Task description
From the listing that follows, extract every line and set it down unaltered.

The input
== Segment start ==
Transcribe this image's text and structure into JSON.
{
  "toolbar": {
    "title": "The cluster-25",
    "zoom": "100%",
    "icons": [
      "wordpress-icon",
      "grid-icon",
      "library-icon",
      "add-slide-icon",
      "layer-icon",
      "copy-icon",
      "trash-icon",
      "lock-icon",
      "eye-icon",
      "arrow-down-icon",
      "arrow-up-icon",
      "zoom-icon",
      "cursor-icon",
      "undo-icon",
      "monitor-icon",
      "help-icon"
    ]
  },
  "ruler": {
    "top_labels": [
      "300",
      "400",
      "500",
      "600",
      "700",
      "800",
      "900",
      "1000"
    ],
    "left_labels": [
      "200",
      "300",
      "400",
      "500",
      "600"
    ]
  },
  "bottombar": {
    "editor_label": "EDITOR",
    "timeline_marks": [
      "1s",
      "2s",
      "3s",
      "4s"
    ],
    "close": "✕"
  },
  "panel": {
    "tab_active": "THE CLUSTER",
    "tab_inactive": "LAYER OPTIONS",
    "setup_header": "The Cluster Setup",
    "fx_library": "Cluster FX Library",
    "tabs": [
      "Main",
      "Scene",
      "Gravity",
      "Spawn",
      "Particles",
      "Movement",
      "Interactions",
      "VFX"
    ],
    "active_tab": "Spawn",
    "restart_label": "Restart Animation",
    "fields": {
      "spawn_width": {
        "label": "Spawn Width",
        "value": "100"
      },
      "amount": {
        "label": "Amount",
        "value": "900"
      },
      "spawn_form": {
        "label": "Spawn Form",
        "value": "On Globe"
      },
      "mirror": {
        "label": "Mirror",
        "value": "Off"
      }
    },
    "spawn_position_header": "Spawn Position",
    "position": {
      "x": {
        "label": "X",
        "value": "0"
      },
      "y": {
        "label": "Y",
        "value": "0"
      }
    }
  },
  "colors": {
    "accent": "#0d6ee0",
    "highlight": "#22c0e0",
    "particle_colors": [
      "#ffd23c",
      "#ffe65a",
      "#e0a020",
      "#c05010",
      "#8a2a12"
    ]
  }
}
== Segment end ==
Solution for this problem
Transcribe this image's text and structure into JSON.
{
  "toolbar": {
    "title": "The cluster-25",
    "zoom": "100%",
    "icons": [
      "wordpress-icon",
      "grid-icon",
      "library-icon",
      "add-slide-icon",
      "layer-icon",
      "copy-icon",
      "trash-icon",
      "lock-icon",
      "eye-icon",
      "arrow-down-icon",
      "arrow-up-icon",
      "zoom-icon",
      "cursor-icon",
      "undo-icon",
      "monitor-icon",
      "help-icon"
    ]
  },
  "ruler": {
    "top_labels": [
      "300",
      "400",
      "500",
      "600",
      "700",
      "800",
      "900",
      "1000"
    ],
    "left_labels": [
      "200",
      "300",
      "400",
      "500",
      "600"
    ]
  },
  "bottombar": {
    "editor_label": "EDITOR",
    "timeline_marks": [
      "1s",
      "2s",
      "3s",
      "4s"
    ],
    "close": "✕"
  },
  "panel": {
    "tab_active": "THE CLUSTER",
    "tab_inactive": "LAYER OPTIONS",
    "setup_header": "The Cluster Setup",
    "fx_library": "Cluster FX Library",
    "tabs": [
      "Main",
      "Scene",
      "Gravity",
      "Spawn",
      "Particles",
      "Movement",
      "Interactions",
      "VFX"
    ],
    "active_tab": "Spawn",
    "restart_label": "Restart Animation",
    "fields": {
      "spawn_width": {
        "label": "Spawn Width",
        "value": "100"
      },
      "amount": {
        "label": "Amount",
        "value": "900"
      },
      "spawn_form": {
        "label": "Spawn Form",
        "value": "On Globe"
      },
      "mirror": {
        "label": "Mirror",
        "value": "Off"
      }
    },
    "spawn_position_header": "Spawn Position",
    "position": {
      "x": {
        "label": "X",
        "value": "0"
      },
      "y": {
        "label": "Y",
        "value": "0"
      }
    }
  },
  "colors": {
    "accent": "#0d6ee0",
    "highlight": "#22c0e0",
    "particle_colors": [
      "#ffd23c",
      "#ffe65a",
      "#e0a020",
      "#c05010",
      "#8a2a12"
    ]
  }
}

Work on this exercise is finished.